▸ PROBLEM TO SOLVE: Pictures stay out, but every line of the data is copied exactly.

── SUPPLIED MATERIAL ──

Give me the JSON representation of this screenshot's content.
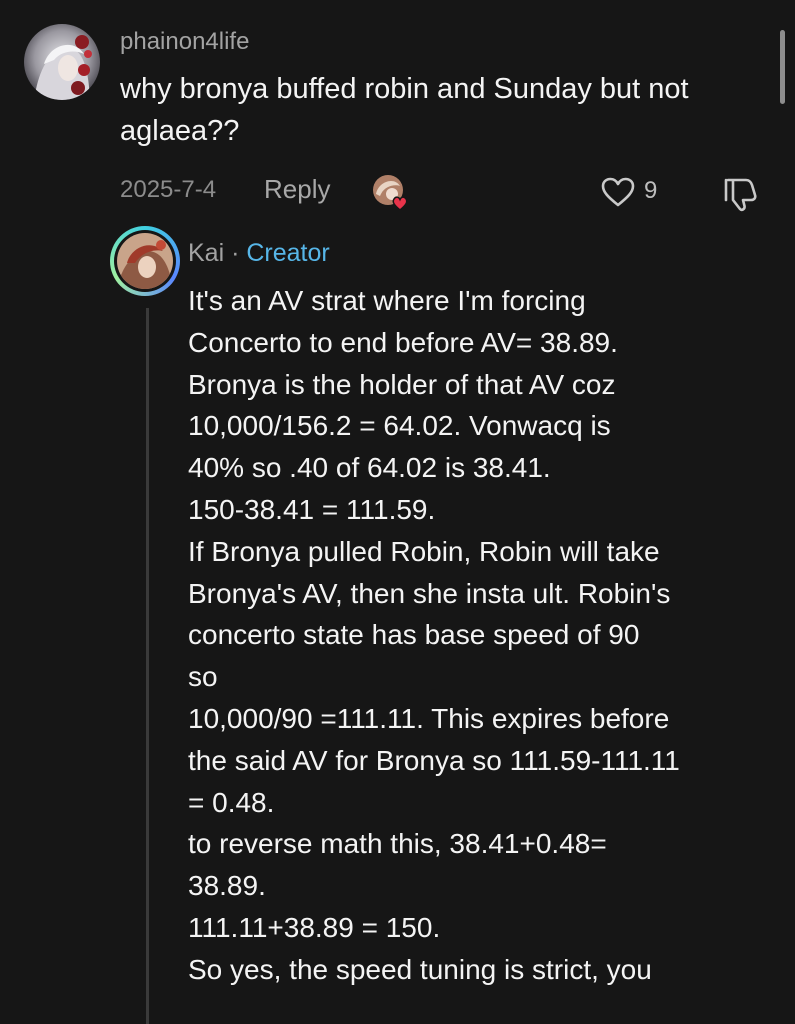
{
  "comment": {
    "username": "phainon4life",
    "text": "why bronya buffed robin and Sunday but not aglaea??",
    "date": "2025-7-4",
    "reply_label": "Reply",
    "like_count": "9"
  },
  "reply": {
    "author": "Kai",
    "separator": "·",
    "badge": "Creator",
    "lines": [
      "It's an AV strat where I'm forcing",
      "Concerto to end before AV= 38.89.",
      "Bronya is the holder of that AV coz",
      "10,000/156.2 = 64.02. Vonwacq is",
      "40% so .40 of 64.02 is 38.41.",
      "150-38.41 = 111.59.",
      "If Bronya pulled Robin, Robin will take",
      "Bronya's AV, then she insta ult. Robin's",
      "concerto state has base speed of 90",
      "so",
      "10,000/90 =111.11. This expires before",
      "the said AV for Bronya so 111.59-111.11",
      "= 0.48.",
      "to reverse math this, 38.41+0.48=",
      "38.89.",
      "111.11+38.89 = 150.",
      "So yes, the speed tuning is strict, you"
    ]
  },
  "icons": {
    "like": "heart-outline-icon",
    "dislike": "thumbs-down-outline-icon",
    "creator_liked": "heart-badge-icon"
  },
  "colors": {
    "background": "#161616",
    "creator_badge": "#57b6e8",
    "heart_badge": "#e8334a"
  }
}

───

▸ RESULT OF THE TASK:
Give me the JSON representation of this screenshot's content.
{
  "comment": {
    "username": "phainon4life",
    "text": "why bronya buffed robin and Sunday but not aglaea??",
    "date": "2025-7-4",
    "reply_label": "Reply",
    "like_count": "9"
  },
  "reply": {
    "author": "Kai",
    "separator": "·",
    "badge": "Creator",
    "lines": [
      "It's an AV strat where I'm forcing",
      "Concerto to end before AV= 38.89.",
      "Bronya is the holder of that AV coz",
      "10,000/156.2 = 64.02. Vonwacq is",
      "40% so .40 of 64.02 is 38.41.",
      "150-38.41 = 111.59.",
      "If Bronya pulled Robin, Robin will take",
      "Bronya's AV, then she insta ult. Robin's",
      "concerto state has base speed of 90",
      "so",
      "10,000/90 =111.11. This expires before",
      "the said AV for Bronya so 111.59-111.11",
      "= 0.48.",
      "to reverse math this, 38.41+0.48=",
      "38.89.",
      "111.11+38.89 = 150.",
      "So yes, the speed tuning is strict, you"
    ]
  },
  "icons": {
    "like": "heart-outline-icon",
    "dislike": "thumbs-down-outline-icon",
    "creator_liked": "heart-badge-icon"
  },
  "colors": {
    "background": "#161616",
    "creator_badge": "#57b6e8",
    "heart_badge": "#e8334a"
  }
}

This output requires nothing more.